_What to do:_ Show every line from the entries that follow which holds the word "color".

—————

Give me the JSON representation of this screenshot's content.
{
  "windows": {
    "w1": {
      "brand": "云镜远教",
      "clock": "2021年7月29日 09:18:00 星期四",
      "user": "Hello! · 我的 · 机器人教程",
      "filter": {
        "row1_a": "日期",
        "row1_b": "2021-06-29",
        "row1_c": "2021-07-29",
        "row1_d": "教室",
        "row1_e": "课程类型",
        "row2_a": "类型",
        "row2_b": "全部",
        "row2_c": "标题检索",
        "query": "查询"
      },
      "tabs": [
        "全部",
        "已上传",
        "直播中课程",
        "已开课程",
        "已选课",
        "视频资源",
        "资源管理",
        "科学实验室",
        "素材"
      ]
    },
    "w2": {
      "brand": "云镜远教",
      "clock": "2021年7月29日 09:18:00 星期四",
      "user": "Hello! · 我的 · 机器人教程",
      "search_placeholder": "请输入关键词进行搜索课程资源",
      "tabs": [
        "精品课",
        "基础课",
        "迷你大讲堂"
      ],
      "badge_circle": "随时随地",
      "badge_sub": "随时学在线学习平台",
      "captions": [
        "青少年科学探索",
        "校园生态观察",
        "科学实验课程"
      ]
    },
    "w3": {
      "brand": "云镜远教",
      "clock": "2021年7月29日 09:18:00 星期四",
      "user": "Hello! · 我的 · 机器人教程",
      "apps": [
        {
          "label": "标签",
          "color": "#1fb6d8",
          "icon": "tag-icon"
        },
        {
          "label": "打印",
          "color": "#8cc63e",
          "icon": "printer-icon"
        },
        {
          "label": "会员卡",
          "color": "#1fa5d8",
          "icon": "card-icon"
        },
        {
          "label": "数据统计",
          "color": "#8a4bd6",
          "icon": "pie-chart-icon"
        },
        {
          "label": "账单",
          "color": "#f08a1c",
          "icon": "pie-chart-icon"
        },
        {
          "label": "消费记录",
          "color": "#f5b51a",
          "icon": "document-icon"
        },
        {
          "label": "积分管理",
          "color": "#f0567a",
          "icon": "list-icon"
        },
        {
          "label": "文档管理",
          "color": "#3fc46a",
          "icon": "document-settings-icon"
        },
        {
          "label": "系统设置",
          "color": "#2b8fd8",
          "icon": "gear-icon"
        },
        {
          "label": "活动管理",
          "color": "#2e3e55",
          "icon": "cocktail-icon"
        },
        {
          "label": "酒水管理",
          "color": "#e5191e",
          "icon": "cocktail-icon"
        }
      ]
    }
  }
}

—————

_Solution:_
          "color": "#1fb6d8",
          "color": "#8cc63e",
          "color": "#1fa5d8",
          "color": "#8a4bd6",
          "color": "#f08a1c",
          "color": "#f5b51a",
          "color": "#f0567a",
          "color": "#3fc46a",
          "color": "#2b8fd8",
          "color": "#2e3e55",
          "color": "#e5191e",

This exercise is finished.